A Hotly Debated Topic
Over the weekend, Twitter was in a tizzy over a photo of LGBT talk show host Ellen Degeneres looking chummy with former President George W. Bush while enjoy the private box at a Dallas Cowboy's game. While many people were annoyed at this display, most assumed that Degeneres didn't have a choice where she was sitting and was being polite.
However, Degeneres decided to double down on the criticism and give a self-righteous monologue about how she and Dubya were indeed friends and that people should just get over their differences and be nicer to one another. This caused a massive online debate, with many people explaining that Bush has caused a massive amount of harm to many, many people through the Iraq War, the delayed response to Hurricane Katrina, and his anti-LGBT policies. This wasn't just a situation where you were nice to your racist grandpa at Thanksgiving.
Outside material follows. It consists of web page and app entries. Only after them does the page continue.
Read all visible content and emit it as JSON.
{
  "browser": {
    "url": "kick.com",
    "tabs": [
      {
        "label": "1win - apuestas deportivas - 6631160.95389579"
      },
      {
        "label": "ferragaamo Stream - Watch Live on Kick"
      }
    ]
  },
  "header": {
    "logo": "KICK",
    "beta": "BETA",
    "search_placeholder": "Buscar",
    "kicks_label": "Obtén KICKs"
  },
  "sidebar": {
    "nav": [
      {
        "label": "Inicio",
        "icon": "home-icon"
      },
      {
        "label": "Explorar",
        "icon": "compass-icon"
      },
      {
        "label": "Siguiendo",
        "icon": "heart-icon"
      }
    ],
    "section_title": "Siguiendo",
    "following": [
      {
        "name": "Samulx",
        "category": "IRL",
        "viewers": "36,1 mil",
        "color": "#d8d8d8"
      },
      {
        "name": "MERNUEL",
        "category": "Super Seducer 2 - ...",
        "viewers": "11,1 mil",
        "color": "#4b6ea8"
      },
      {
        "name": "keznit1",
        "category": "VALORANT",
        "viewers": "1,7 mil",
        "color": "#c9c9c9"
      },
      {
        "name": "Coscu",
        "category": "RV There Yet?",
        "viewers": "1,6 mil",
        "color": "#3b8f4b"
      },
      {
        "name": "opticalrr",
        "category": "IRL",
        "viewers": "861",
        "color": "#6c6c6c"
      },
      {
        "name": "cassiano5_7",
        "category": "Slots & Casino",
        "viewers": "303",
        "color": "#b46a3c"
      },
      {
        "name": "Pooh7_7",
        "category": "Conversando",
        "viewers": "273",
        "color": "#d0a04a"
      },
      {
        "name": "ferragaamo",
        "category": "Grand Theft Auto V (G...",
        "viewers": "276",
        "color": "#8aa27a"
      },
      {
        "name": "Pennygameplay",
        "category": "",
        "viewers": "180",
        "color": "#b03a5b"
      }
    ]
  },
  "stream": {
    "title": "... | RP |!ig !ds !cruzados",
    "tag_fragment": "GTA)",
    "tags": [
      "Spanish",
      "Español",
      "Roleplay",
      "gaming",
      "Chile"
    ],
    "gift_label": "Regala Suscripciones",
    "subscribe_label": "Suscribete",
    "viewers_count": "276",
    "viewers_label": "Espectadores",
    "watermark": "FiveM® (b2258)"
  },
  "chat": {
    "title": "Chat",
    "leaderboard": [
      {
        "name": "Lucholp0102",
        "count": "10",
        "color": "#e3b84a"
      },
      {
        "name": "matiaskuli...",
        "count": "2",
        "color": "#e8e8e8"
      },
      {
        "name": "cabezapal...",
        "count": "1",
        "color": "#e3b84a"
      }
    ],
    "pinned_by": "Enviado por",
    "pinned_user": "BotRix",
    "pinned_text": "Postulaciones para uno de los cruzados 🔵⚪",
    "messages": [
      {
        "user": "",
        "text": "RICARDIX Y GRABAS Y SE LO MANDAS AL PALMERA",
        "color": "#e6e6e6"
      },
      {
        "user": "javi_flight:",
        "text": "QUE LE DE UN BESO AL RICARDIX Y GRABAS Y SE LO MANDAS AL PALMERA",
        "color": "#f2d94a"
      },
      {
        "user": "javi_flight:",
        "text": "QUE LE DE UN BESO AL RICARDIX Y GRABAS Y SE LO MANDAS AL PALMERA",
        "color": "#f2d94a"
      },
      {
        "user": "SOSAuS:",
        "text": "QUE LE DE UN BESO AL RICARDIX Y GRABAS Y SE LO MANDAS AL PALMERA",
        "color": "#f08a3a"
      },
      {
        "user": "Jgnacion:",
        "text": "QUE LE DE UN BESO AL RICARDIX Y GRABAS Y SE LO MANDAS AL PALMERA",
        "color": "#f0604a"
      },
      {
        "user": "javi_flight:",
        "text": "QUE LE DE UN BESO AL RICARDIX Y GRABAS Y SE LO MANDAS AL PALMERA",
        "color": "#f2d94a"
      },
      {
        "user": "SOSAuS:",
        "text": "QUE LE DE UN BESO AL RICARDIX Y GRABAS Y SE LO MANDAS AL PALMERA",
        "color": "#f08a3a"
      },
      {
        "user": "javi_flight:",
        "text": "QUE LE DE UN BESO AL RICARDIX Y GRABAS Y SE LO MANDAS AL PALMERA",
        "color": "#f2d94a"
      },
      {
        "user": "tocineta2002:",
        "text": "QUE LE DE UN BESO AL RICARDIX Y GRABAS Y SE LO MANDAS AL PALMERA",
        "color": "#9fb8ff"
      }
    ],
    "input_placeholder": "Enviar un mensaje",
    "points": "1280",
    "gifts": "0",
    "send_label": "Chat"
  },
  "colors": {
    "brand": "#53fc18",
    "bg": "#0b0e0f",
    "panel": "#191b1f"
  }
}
The Ladies Of 'The View' Weighed In
The cast of The View also debated the controversy, and like they are with most things, the table was divided.
Some People Supported Ellen
Abby Huntsman agreed with Ellen, claiming to be "upset" by the backlash.
"How much time we're wasting tweeting out negative things about other people when we should be spending time with our children, with our family or, heaven forbid, friends who might think differently than we do."
"How about we get out of people's lives, stop judging people for what they're gonna do, who they're going to sit next to."
People on Twitter also agreed with this sentiment, encouraging others to just be kind.
Others Pointed Out The Flaws In This Thinking
However, many of the woman were vocal in their disagreement with Degeneres. Joy Behar said:
"I always say I didn't want to meet George W. Bush because I knew I would like him, he seems like a likable kinda guy. [But] if you lost a child in Iraq, then you don't like him so much... I don't see myself hanging out with Donald Trump anytime in this lifetime. It's not only about disagreeing with somebody. She's entitled to her choice, but it's not just about disagreeing with somebody."
Sunny Hostin brought up that this move by Ellen could be seen as betrayal to the LGBT+ community.
"In 2004, when he was in a position to do something for it, he pushed for a constitutional amendment to make sure marriage was defined as between a man and a woman. I think when you are a woman like Ellen who came out and changed the lives of so many people in the LGBTQ community, I can understand why there were people that were put off by seeing her."
Megan McCain, shockingly, found herself "somewhere in the middle," claiming that she doesn't "choose who I'm friends with based on their political backgrounds, unless it's truly radical."
Something tells me that this debate is far from over.